> [Required work]: A faithful copy of every entry is the goal; keep the images out of it.

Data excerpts
· · · · · · ·

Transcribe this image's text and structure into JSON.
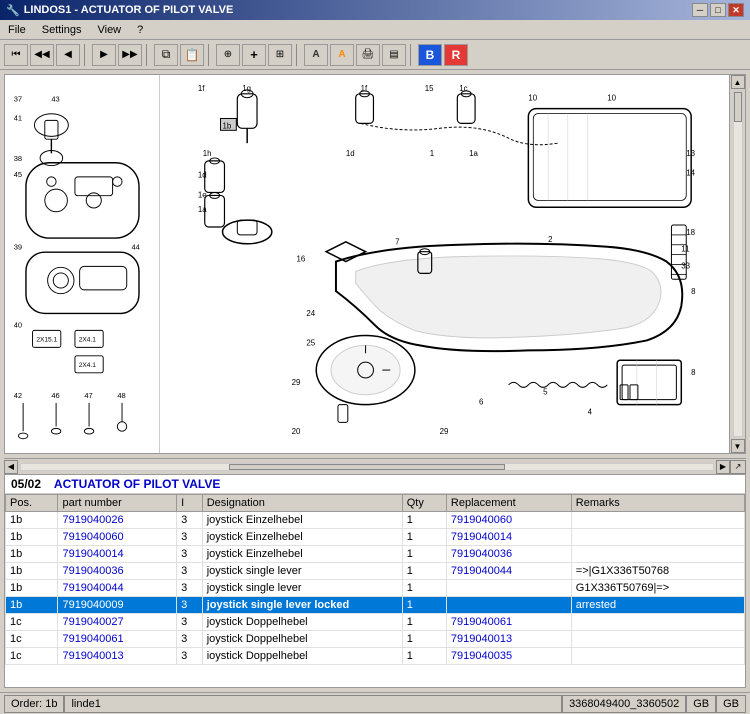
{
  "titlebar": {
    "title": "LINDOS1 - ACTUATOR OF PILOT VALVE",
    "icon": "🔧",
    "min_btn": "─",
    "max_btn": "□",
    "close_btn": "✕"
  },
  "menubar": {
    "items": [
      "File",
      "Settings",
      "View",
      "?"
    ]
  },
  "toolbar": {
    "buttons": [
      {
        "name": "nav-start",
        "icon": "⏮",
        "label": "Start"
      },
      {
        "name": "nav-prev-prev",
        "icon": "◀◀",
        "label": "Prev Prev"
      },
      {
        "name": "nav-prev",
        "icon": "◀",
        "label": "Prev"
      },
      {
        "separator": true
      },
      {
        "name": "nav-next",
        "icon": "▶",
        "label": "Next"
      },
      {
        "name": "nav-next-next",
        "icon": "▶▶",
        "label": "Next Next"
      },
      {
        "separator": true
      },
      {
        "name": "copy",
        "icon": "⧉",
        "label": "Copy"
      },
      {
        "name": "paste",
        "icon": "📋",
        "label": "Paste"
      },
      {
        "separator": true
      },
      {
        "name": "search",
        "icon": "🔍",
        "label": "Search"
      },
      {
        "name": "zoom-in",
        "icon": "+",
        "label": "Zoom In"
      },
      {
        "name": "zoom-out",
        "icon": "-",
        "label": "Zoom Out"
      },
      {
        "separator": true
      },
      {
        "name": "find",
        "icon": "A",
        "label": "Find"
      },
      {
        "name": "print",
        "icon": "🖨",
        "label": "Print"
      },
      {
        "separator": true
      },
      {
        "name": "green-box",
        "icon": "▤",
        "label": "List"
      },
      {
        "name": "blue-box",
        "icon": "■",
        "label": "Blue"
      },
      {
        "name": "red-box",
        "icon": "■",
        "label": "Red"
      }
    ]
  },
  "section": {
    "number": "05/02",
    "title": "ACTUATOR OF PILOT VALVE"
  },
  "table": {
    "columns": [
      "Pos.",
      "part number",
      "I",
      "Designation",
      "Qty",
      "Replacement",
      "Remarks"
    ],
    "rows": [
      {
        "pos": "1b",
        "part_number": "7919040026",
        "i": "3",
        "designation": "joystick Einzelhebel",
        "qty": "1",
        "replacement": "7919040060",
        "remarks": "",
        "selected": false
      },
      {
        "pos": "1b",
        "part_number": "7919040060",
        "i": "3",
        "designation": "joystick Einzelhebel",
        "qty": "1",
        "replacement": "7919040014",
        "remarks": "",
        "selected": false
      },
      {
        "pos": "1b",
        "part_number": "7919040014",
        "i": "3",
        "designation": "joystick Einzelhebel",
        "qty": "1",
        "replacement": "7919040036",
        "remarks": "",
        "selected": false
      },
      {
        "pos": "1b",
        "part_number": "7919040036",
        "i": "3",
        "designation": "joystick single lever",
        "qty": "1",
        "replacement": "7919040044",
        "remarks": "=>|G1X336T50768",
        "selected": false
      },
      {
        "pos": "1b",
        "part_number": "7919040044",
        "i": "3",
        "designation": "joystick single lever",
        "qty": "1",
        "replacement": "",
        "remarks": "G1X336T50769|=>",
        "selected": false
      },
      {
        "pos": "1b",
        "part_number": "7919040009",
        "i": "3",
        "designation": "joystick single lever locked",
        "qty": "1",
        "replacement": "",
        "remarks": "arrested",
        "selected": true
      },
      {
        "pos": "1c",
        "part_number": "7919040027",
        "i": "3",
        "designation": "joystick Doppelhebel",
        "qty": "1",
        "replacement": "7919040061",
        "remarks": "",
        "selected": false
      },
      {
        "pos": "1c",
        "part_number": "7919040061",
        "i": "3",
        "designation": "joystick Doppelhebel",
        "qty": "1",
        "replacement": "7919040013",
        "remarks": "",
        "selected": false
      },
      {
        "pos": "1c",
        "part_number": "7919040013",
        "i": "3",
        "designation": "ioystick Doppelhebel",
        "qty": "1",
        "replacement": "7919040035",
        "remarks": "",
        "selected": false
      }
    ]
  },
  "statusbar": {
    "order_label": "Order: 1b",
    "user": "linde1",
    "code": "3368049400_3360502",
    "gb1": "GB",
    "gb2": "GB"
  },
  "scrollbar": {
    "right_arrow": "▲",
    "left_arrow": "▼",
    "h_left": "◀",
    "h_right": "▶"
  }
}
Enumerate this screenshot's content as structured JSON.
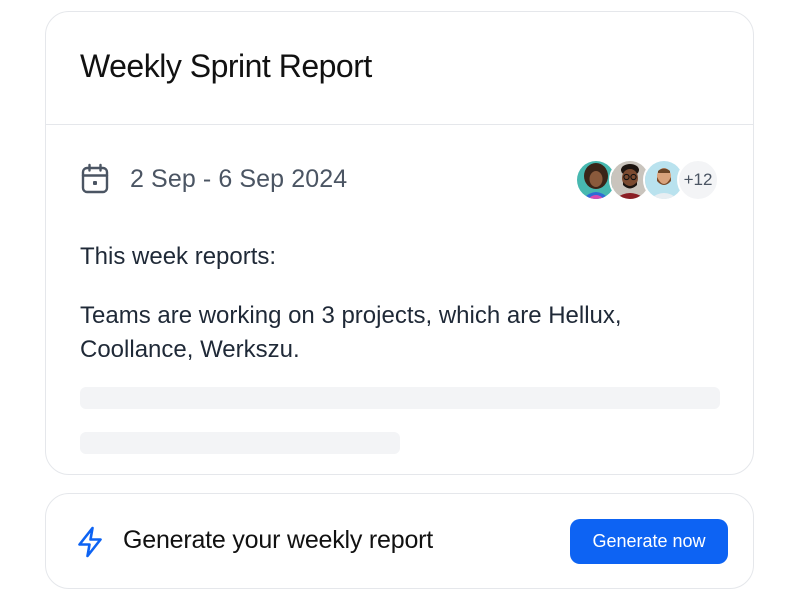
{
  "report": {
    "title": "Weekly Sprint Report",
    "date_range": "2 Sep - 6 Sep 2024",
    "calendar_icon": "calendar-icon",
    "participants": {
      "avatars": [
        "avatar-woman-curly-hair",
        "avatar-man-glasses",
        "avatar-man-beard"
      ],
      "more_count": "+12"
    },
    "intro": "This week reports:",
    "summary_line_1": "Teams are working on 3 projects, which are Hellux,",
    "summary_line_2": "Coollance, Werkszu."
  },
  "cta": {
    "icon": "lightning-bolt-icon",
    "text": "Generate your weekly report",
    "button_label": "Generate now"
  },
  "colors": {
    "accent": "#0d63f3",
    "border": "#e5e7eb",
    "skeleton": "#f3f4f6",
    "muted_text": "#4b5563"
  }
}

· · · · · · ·

> [The answer]:
Transcribe this image's text and structure into JSON.
{
  "titlebar": {
    "title": "LINDOS1 - ACTUATOR OF PILOT VALVE",
    "icon": "🔧",
    "min_btn": "─",
    "max_btn": "□",
    "close_btn": "✕"
  },
  "menubar": {
    "items": [
      "File",
      "Settings",
      "View",
      "?"
    ]
  },
  "toolbar": {
    "buttons": [
      {
        "name": "nav-start",
        "icon": "⏮",
        "label": "Start"
      },
      {
        "name": "nav-prev-prev",
        "icon": "◀◀",
        "label": "Prev Prev"
      },
      {
        "name": "nav-prev",
        "icon": "◀",
        "label": "Prev"
      },
      {
        "separator": true
      },
      {
        "name": "nav-next",
        "icon": "▶",
        "label": "Next"
      },
      {
        "name": "nav-next-next",
        "icon": "▶▶",
        "label": "Next Next"
      },
      {
        "separator": true
      },
      {
        "name": "copy",
        "icon": "⧉",
        "label": "Copy"
      },
      {
        "name": "paste",
        "icon": "📋",
        "label": "Paste"
      },
      {
        "separator": true
      },
      {
        "name": "search",
        "icon": "🔍",
        "label": "Search"
      },
      {
        "name": "zoom-in",
        "icon": "+",
        "label": "Zoom In"
      },
      {
        "name": "zoom-out",
        "icon": "-",
        "label": "Zoom Out"
      },
      {
        "separator": true
      },
      {
        "name": "find",
        "icon": "A",
        "label": "Find"
      },
      {
        "name": "print",
        "icon": "🖨",
        "label": "Print"
      },
      {
        "separator": true
      },
      {
        "name": "green-box",
        "icon": "▤",
        "label": "List"
      },
      {
        "name": "blue-box",
        "icon": "■",
        "label": "Blue"
      },
      {
        "name": "red-box",
        "icon": "■",
        "label": "Red"
      }
    ]
  },
  "section": {
    "number": "05/02",
    "title": "ACTUATOR OF PILOT VALVE"
  },
  "table": {
    "columns": [
      "Pos.",
      "part number",
      "I",
      "Designation",
      "Qty",
      "Replacement",
      "Remarks"
    ],
    "rows": [
      {
        "pos": "1b",
        "part_number": "7919040026",
        "i": "3",
        "designation": "joystick Einzelhebel",
        "qty": "1",
        "replacement": "7919040060",
        "remarks": "",
        "selected": false
      },
      {
        "pos": "1b",
        "part_number": "7919040060",
        "i": "3",
        "designation": "joystick Einzelhebel",
        "qty": "1",
        "replacement": "7919040014",
        "remarks": "",
        "selected": false
      },
      {
        "pos": "1b",
        "part_number": "7919040014",
        "i": "3",
        "designation": "joystick Einzelhebel",
        "qty": "1",
        "replacement": "7919040036",
        "remarks": "",
        "selected": false
      },
      {
        "pos": "1b",
        "part_number": "7919040036",
        "i": "3",
        "designation": "joystick single lever",
        "qty": "1",
        "replacement": "7919040044",
        "remarks": "=>|G1X336T50768",
        "selected": false
      },
      {
        "pos": "1b",
        "part_number": "7919040044",
        "i": "3",
        "designation": "joystick single lever",
        "qty": "1",
        "replacement": "",
        "remarks": "G1X336T50769|=>",
        "selected": false
      },
      {
        "pos": "1b",
        "part_number": "7919040009",
        "i": "3",
        "designation": "joystick single lever locked",
        "qty": "1",
        "replacement": "",
        "remarks": "arrested",
        "selected": true
      },
      {
        "pos": "1c",
        "part_number": "7919040027",
        "i": "3",
        "designation": "joystick Doppelhebel",
        "qty": "1",
        "replacement": "7919040061",
        "remarks": "",
        "selected": false
      },
      {
        "pos": "1c",
        "part_number": "7919040061",
        "i": "3",
        "designation": "joystick Doppelhebel",
        "qty": "1",
        "replacement": "7919040013",
        "remarks": "",
        "selected": false
      },
      {
        "pos": "1c",
        "part_number": "7919040013",
        "i": "3",
        "designation": "ioystick Doppelhebel",
        "qty": "1",
        "replacement": "7919040035",
        "remarks": "",
        "selected": false
      }
    ]
  },
  "statusbar": {
    "order_label": "Order: 1b",
    "user": "linde1",
    "code": "3368049400_3360502",
    "gb1": "GB",
    "gb2": "GB"
  },
  "scrollbar": {
    "right_arrow": "▲",
    "left_arrow": "▼",
    "h_left": "◀",
    "h_right": "▶"
  }
}
Enumerate this screenshot's content as structured JSON.
{
  "report": {
    "title": "Weekly Sprint Report",
    "date_range": "2 Sep - 6 Sep 2024",
    "calendar_icon": "calendar-icon",
    "participants": {
      "avatars": [
        "avatar-woman-curly-hair",
        "avatar-man-glasses",
        "avatar-man-beard"
      ],
      "more_count": "+12"
    },
    "intro": "This week reports:",
    "summary_line_1": "Teams are working on 3 projects, which are Hellux,",
    "summary_line_2": "Coollance, Werkszu."
  },
  "cta": {
    "icon": "lightning-bolt-icon",
    "text": "Generate your weekly report",
    "button_label": "Generate now"
  },
  "colors": {
    "accent": "#0d63f3",
    "border": "#e5e7eb",
    "skeleton": "#f3f4f6",
    "muted_text": "#4b5563"
  }
}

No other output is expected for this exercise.